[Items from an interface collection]

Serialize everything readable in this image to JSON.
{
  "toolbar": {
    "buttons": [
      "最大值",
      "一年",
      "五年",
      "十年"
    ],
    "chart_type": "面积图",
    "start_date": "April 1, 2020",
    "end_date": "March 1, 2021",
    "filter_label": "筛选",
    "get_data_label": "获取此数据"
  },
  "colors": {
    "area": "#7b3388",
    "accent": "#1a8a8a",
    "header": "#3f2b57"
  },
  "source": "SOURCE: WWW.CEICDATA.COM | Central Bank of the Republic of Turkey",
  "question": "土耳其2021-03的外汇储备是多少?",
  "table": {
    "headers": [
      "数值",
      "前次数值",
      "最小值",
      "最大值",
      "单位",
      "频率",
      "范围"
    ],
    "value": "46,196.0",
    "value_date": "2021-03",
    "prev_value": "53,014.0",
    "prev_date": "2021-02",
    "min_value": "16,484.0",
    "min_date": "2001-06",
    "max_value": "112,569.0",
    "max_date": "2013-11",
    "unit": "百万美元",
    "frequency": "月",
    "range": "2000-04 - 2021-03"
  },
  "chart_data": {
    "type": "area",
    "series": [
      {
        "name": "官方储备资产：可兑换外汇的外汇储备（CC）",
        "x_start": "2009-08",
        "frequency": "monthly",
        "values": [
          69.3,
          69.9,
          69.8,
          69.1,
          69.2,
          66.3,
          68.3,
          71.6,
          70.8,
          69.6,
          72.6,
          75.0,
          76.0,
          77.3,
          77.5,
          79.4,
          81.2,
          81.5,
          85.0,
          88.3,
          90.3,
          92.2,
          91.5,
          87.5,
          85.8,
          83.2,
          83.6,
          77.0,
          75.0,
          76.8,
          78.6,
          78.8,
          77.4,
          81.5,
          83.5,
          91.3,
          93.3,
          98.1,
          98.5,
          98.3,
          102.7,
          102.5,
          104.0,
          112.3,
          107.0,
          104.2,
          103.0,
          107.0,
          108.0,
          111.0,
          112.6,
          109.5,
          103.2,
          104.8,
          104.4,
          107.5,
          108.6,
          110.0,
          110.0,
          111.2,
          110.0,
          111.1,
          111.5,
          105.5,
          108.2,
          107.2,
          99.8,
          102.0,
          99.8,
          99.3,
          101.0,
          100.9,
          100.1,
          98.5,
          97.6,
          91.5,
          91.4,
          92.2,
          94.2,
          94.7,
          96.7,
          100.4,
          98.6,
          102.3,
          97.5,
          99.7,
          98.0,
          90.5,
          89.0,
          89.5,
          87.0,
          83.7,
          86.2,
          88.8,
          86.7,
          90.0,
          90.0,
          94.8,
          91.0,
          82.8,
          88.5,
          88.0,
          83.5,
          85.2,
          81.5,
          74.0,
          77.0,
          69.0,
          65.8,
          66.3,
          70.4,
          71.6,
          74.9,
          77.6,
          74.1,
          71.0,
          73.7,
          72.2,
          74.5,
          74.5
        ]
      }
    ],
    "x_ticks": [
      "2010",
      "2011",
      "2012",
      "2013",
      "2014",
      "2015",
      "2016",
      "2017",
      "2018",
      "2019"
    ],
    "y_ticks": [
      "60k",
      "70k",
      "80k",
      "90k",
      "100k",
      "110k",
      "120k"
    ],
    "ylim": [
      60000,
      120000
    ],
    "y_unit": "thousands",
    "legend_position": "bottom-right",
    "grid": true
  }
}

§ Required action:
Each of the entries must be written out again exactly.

§ Task response:
Serialize everything readable in this image to JSON.
{
  "toolbar": {
    "buttons": [
      "最大值",
      "一年",
      "五年",
      "十年"
    ],
    "chart_type": "面积图",
    "start_date": "April 1, 2020",
    "end_date": "March 1, 2021",
    "filter_label": "筛选",
    "get_data_label": "获取此数据"
  },
  "colors": {
    "area": "#7b3388",
    "accent": "#1a8a8a",
    "header": "#3f2b57"
  },
  "source": "SOURCE: WWW.CEICDATA.COM | Central Bank of the Republic of Turkey",
  "question": "土耳其2021-03的外汇储备是多少?",
  "table": {
    "headers": [
      "数值",
      "前次数值",
      "最小值",
      "最大值",
      "单位",
      "频率",
      "范围"
    ],
    "value": "46,196.0",
    "value_date": "2021-03",
    "prev_value": "53,014.0",
    "prev_date": "2021-02",
    "min_value": "16,484.0",
    "min_date": "2001-06",
    "max_value": "112,569.0",
    "max_date": "2013-11",
    "unit": "百万美元",
    "frequency": "月",
    "range": "2000-04 - 2021-03"
  },
  "chart_data": {
    "type": "area",
    "series": [
      {
        "name": "官方储备资产：可兑换外汇的外汇储备（CC）",
        "x_start": "2009-08",
        "frequency": "monthly",
        "values": [
          69.3,
          69.9,
          69.8,
          69.1,
          69.2,
          66.3,
          68.3,
          71.6,
          70.8,
          69.6,
          72.6,
          75.0,
          76.0,
          77.3,
          77.5,
          79.4,
          81.2,
          81.5,
          85.0,
          88.3,
          90.3,
          92.2,
          91.5,
          87.5,
          85.8,
          83.2,
          83.6,
          77.0,
          75.0,
          76.8,
          78.6,
          78.8,
          77.4,
          81.5,
          83.5,
          91.3,
          93.3,
          98.1,
          98.5,
          98.3,
          102.7,
          102.5,
          104.0,
          112.3,
          107.0,
          104.2,
          103.0,
          107.0,
          108.0,
          111.0,
          112.6,
          109.5,
          103.2,
          104.8,
          104.4,
          107.5,
          108.6,
          110.0,
          110.0,
          111.2,
          110.0,
          111.1,
          111.5,
          105.5,
          108.2,
          107.2,
          99.8,
          102.0,
          99.8,
          99.3,
          101.0,
          100.9,
          100.1,
          98.5,
          97.6,
          91.5,
          91.4,
          92.2,
          94.2,
          94.7,
          96.7,
          100.4,
          98.6,
          102.3,
          97.5,
          99.7,
          98.0,
          90.5,
          89.0,
          89.5,
          87.0,
          83.7,
          86.2,
          88.8,
          86.7,
          90.0,
          90.0,
          94.8,
          91.0,
          82.8,
          88.5,
          88.0,
          83.5,
          85.2,
          81.5,
          74.0,
          77.0,
          69.0,
          65.8,
          66.3,
          70.4,
          71.6,
          74.9,
          77.6,
          74.1,
          71.0,
          73.7,
          72.2,
          74.5,
          74.5
        ]
      }
    ],
    "x_ticks": [
      "2010",
      "2011",
      "2012",
      "2013",
      "2014",
      "2015",
      "2016",
      "2017",
      "2018",
      "2019"
    ],
    "y_ticks": [
      "60k",
      "70k",
      "80k",
      "90k",
      "100k",
      "110k",
      "120k"
    ],
    "ylim": [
      60000,
      120000
    ],
    "y_unit": "thousands",
    "legend_position": "bottom-right",
    "grid": true
  }
}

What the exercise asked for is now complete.